Being the “voice” of a brand is a huge responsibility. Therefore, certain universal rules/best practices have to be in place, but at the same time there has to be enough freedom of creativity to curate interesting, fun, and valuable content. Community Managers must put the fan’s needs first. It’s not about simply posting content; it’s about posting the right content at the right time.
It was clearly established that the Community Managers are deserving of glamor and adoration. They have a complex and demanding job, and the role is evolving into much more. They have to always be plugged in, they need to come up with creative ideas for relevant content, produce the content, and then monitor and respond accordingly in a conversational way. And that’s just the tip of the iceberg.
Five Fundamental Takeaways:
1) Write like a journalist, think like an editor.
2) Be self-reflective. It’s a two-fold process.
- Observe and listen to how people actually see your page.
- Establish what the page stands for or what you would like it to stand for. Really think about the message and meaning behind the page that you want to convey.
3) Be an expert at socializing (online and offline).
- Make understanding social dynamics, sociology, and behavioral psychology a top priority.
- Utilize gamification and storytelling techniques. Share interesting/relevant news, as well as thought leadership ideas. Always remember, the ultimate goal is to create rapport with your fans
4) Be objective in a subjective way.
- Personalize the page, but don’t get too personal. Be responsible.
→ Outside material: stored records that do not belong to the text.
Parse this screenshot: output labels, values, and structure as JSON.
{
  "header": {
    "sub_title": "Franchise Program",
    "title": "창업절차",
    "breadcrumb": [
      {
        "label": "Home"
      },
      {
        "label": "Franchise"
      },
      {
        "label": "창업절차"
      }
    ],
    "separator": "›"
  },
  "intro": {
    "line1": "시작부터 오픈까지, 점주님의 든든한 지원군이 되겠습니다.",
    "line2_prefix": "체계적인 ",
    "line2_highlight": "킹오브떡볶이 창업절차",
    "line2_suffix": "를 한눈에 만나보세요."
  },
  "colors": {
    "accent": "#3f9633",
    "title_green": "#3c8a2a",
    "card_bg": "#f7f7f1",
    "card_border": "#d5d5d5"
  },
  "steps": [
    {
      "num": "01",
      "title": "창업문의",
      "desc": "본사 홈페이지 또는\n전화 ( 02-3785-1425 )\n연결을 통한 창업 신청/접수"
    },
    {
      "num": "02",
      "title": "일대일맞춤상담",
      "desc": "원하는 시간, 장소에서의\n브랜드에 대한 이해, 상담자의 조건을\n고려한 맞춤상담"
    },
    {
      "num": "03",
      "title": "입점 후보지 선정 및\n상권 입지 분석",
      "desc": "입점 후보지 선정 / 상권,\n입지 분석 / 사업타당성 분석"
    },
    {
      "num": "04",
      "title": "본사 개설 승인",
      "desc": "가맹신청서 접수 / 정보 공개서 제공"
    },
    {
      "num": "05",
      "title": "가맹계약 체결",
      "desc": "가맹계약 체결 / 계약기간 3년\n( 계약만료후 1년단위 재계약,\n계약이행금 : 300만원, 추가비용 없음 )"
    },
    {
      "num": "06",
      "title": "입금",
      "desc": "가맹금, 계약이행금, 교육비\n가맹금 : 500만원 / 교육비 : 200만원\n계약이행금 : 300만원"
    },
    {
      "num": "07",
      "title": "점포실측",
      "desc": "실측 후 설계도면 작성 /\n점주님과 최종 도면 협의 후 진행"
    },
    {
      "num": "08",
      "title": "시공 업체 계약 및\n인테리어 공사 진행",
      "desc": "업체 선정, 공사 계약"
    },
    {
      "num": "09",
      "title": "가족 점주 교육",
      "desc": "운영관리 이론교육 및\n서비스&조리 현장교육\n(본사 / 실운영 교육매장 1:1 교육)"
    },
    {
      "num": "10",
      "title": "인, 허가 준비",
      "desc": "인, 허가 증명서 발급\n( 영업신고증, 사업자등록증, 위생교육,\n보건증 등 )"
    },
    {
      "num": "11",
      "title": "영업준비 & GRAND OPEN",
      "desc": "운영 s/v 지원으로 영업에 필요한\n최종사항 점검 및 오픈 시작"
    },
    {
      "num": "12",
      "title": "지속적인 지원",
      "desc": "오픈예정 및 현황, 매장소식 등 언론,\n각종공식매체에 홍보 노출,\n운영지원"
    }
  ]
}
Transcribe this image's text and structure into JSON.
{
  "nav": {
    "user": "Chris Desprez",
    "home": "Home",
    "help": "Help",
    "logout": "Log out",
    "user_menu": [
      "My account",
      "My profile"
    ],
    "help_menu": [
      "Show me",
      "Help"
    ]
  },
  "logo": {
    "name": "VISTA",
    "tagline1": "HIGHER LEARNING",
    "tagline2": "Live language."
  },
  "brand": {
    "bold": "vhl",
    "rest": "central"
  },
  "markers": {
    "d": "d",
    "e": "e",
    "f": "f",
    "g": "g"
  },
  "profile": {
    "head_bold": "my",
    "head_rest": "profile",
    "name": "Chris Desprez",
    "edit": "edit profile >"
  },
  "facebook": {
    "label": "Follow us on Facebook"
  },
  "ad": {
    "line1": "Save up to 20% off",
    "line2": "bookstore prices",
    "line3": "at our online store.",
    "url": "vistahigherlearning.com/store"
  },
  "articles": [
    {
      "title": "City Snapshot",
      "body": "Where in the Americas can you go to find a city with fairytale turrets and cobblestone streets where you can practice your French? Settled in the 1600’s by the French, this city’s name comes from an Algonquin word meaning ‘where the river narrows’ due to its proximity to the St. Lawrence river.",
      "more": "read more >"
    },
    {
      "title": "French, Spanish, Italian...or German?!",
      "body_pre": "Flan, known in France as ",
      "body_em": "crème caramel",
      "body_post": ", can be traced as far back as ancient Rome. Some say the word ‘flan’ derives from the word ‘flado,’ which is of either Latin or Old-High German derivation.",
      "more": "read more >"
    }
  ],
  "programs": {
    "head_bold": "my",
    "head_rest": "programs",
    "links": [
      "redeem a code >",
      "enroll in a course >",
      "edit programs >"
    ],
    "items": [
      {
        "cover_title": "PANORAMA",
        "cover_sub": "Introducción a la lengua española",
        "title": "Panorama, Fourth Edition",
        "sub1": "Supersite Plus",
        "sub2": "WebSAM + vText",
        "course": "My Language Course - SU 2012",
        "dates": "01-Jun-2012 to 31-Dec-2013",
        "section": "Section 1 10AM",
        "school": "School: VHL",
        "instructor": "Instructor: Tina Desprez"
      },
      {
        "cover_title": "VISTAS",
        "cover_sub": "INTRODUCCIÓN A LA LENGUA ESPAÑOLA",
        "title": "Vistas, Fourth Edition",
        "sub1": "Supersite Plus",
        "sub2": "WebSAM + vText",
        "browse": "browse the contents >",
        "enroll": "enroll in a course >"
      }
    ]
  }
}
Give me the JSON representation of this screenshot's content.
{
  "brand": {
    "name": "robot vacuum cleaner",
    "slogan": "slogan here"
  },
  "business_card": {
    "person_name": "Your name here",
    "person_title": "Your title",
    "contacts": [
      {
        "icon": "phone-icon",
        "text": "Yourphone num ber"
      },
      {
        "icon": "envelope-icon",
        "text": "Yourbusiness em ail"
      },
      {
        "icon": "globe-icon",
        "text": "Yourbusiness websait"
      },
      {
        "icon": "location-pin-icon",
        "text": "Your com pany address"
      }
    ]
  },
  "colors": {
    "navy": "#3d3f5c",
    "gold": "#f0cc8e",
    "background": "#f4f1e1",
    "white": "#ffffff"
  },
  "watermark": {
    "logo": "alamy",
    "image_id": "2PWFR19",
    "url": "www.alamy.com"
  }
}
Always think to yourself before posting: If this post landed on the front page of The New York Times, would that be OK? (Note: make sure your inner voice’s response is in touch with reality when responding to that question.)
5) 70/30 Rule.
- Seventy percent of the time, you should talk about what the fans want to talk about. Thirty percent of the time, you can talk about the brand. (You don’t need a calculator for this. Just understand what it means and strategically adapt to the circumstances of your community as necessary.) – Maybe try 3 posts a day, 2 post about what the fans want to talk about and 1 post about the brand. Try it and Mix it up during the week.
Here’s a quick tip to end with. The Community Managers should personalize each post by signing their names to the post (i.e., see example below). This way, everyone knows there is a real person on the other end. This is just a tip, useful if you are in a team looking after one Facebook.
This image was created for Social@Ogilvy’s Facebook page using Photoshop. The contemporary Community Manager should possess skills using programs like this or other free programs like Jing.
Share Or Else, Keep the Facebook Page Active.